# Problem to work on
Every entry below is to be copied word for word, with its pictures removed.
Segment Start: Records to use
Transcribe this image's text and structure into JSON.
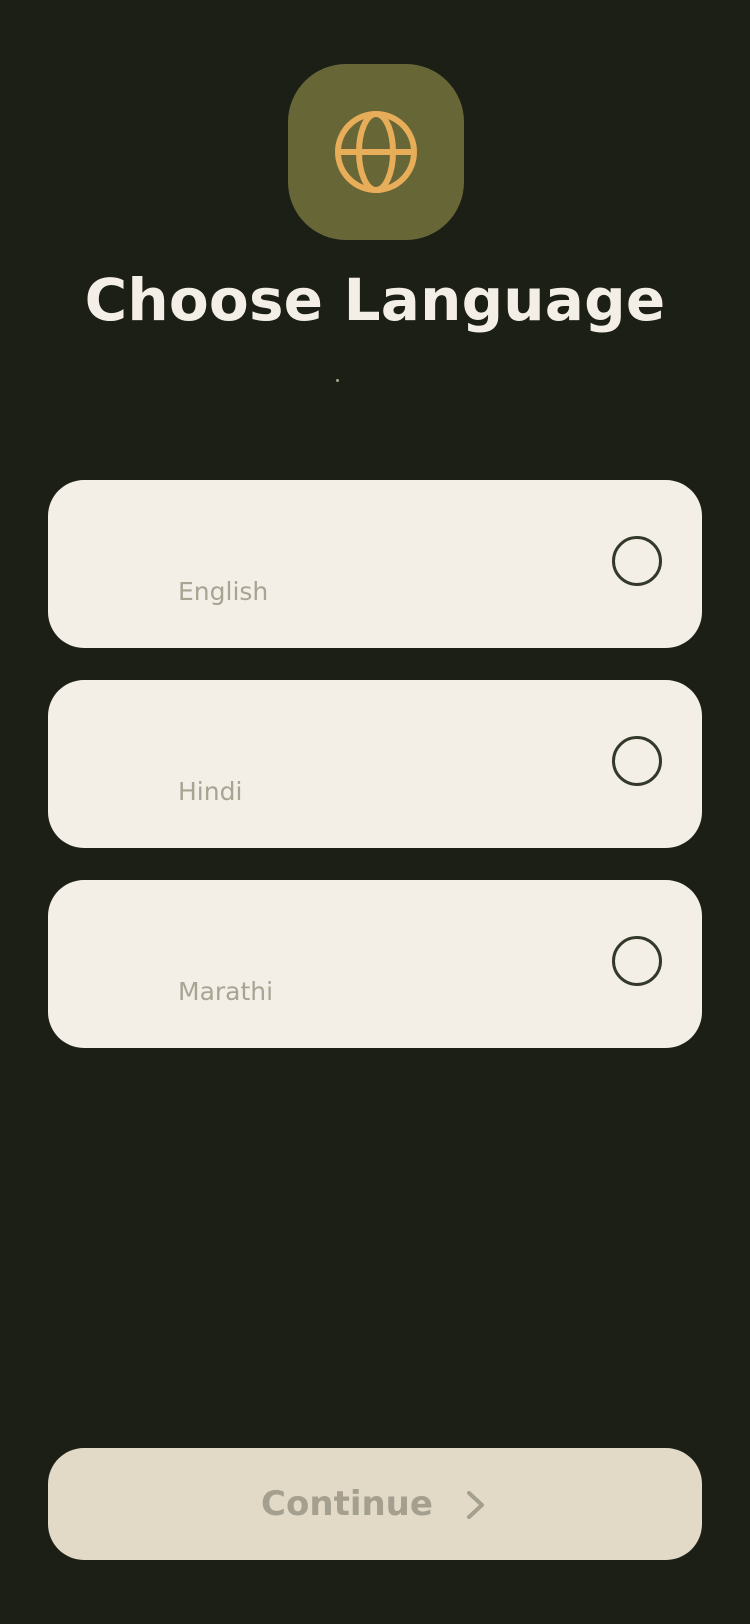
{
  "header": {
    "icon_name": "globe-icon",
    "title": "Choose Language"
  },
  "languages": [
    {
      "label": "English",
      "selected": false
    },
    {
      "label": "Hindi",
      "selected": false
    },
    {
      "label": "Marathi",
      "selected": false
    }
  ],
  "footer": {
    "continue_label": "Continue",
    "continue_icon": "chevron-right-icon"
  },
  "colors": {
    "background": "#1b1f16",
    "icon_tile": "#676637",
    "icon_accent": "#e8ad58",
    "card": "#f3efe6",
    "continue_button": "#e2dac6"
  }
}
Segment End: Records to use
# Solution to the exercise
Transcribe this image's text and structure into JSON.
{
  "header": {
    "icon_name": "globe-icon",
    "title": "Choose Language"
  },
  "languages": [
    {
      "label": "English",
      "selected": false
    },
    {
      "label": "Hindi",
      "selected": false
    },
    {
      "label": "Marathi",
      "selected": false
    }
  ],
  "footer": {
    "continue_label": "Continue",
    "continue_icon": "chevron-right-icon"
  },
  "colors": {
    "background": "#1b1f16",
    "icon_tile": "#676637",
    "icon_accent": "#e8ad58",
    "card": "#f3efe6",
    "continue_button": "#e2dac6"
  }
}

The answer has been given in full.